Developing fit-for-purpose training and career pathways
The Hospitality & Food Services industry needs to create consistent pathways for kaimahi within the industry. This would encourage more employees to work in the sector for longer and build their skills and knowledge as they progress. Sufficient and fit for purpose training is essential to this. However, many small businesses within industry often have limited time, administrative capacity or resource to offer this training due to the frequently small staff cohort and relatively flat structure.
Recognising the impact of increasing operating costs
Many businesses in the industry have been reducing opening hours (due to staff shortages) and at the same time, inflation has been rising and incurring greater costs on fresh produce and consumables impacting on profit margins. These inflationary pressures further limit the ability of businesses to hire more staff, offer appropriate training or more competitive wages.
New Zealand’s Hospitality & Food Services workforce truly provides the ‘face’ of our nation.
Our Hospitality workers are to be found everywhere, from the most remote regions, to right across every restaurant, bar, club and café in our urban centres. It is a large workforce of 169,300 people, whose expertise, experiences and skills contribute to a lasting impression of professionalism and standards of service that is the backbone of much that we provide socially and as an international destination.
Embracing and celebrating diversity makes businesses more attractive to potential kaimahi and customers, as well as creating economic and social benefits for employers, the workforce, and the wider community.
Using workforce participation data as a starting point shows that there is work to be done in the Hospitality & Food Services industry to realise the aspirations and potential of Māori, Pacific peoples, and tāngata whaikaha | disabled people:
901 businesses identified as dedicated Māori business interests (2021). Within the sector there are a range of vocations, however, many Māori are concentrated in roles within catering, clubs and pub spaces with fewer focused on cafes and accommodation. It is important that Māori within the workforce feel accepted and reflected within the industry.
Despite the relatively low proportion of Pacific peoples in the industry, the number accounts for over 10% of all Pacific peoples employed in the Service sector. Recently, Government has been promoting and supporting Pacific entrepreneurship through the Pacific Economic Action Plan, resulting in the growth of Pacific-owned restaurants, cafes, and catering businesses. It is important that these government initiatives continue to be available and enable Pacific peoples to create careers and business opportunities that reflect their cultural values and aspirations.

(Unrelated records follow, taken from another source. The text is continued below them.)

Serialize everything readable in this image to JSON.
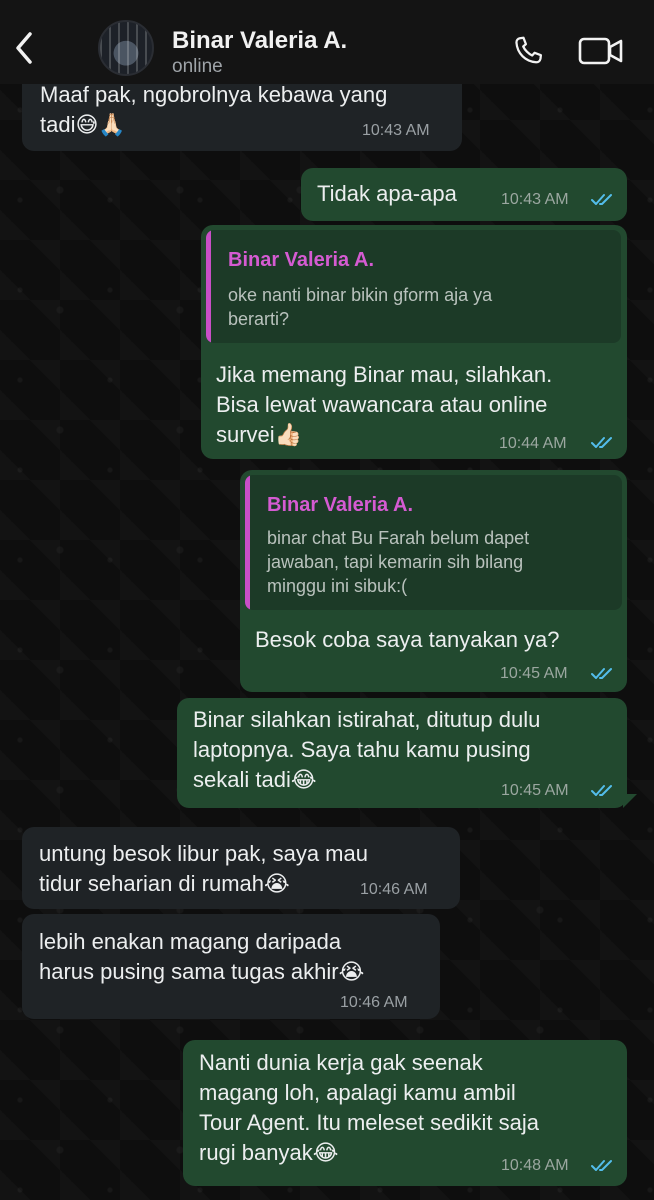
{
  "header": {
    "contact_name": "Binar Valeria A.",
    "status": "online",
    "icons": [
      "back-chevron-icon",
      "phone-icon",
      "video-camera-icon"
    ]
  },
  "messages": [
    {
      "direction": "incoming",
      "text": "Maaf pak, ngobrolnya kebawa yang\ntadi😅🙏🏻",
      "time": "10:43 AM"
    },
    {
      "direction": "outgoing",
      "text": "Tidak apa-apa",
      "time": "10:43 AM",
      "read": true
    },
    {
      "direction": "outgoing",
      "quote_name": "Binar Valeria A.",
      "quote_text": "oke nanti binar bikin gform aja ya\nberarti?",
      "text": "Jika memang Binar mau, silahkan.\nBisa lewat wawancara atau online\nsurvei👍🏻",
      "time": "10:44 AM",
      "read": true
    },
    {
      "direction": "outgoing",
      "quote_name": "Binar Valeria A.",
      "quote_text": "binar chat Bu Farah belum dapet\njawaban, tapi kemarin sih bilang\nminggu ini sibuk:(",
      "text": "Besok coba saya tanyakan ya?",
      "time": "10:45 AM",
      "read": true
    },
    {
      "direction": "outgoing",
      "text": "Binar silahkan istirahat, ditutup dulu\nlaptopnya. Saya tahu kamu pusing\nsekali tadi😂",
      "time": "10:45 AM",
      "read": true
    },
    {
      "direction": "incoming",
      "text": "untung besok libur pak, saya mau\ntidur seharian di rumah😭",
      "time": "10:46 AM"
    },
    {
      "direction": "incoming",
      "text": "lebih enakan magang daripada\nharus pusing sama tugas akhir😭",
      "time": "10:46 AM"
    },
    {
      "direction": "outgoing",
      "text": "Nanti dunia kerja gak seenak\nmagang loh, apalagi kamu ambil\nTour Agent. Itu meleset sedikit saja\nrugi banyak😂",
      "time": "10:48 AM",
      "read": true
    }
  ],
  "colors": {
    "incoming_bubble": "#1f2326",
    "outgoing_bubble": "#22492f",
    "read_ticks": "#53bdeb",
    "quote_accent": "#d55bd2"
  }
}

Tāngata whaikaha includes physical, mental, intellectual, or sensory impairments which can impact a person’s life to varying degrees and in different ways. We acknowledge that data on tāngata whaikaha is limited and it is important that we create more growth opportunities within the sector for our tāngata whaikaha workforce.
Explore the Hospitality & Food industry workforce demographic, business, and economy statistics, and education and training data.
Transformational change in the Service sector workforce will take time but to achieve that change we need to start taking action now. The Hospitality & Food action plan includes the key areas of focus, medium-term actions and short-term initiatives. These initiatives and actions can be thought of as individual threads that weave together to achieve workforce transformation.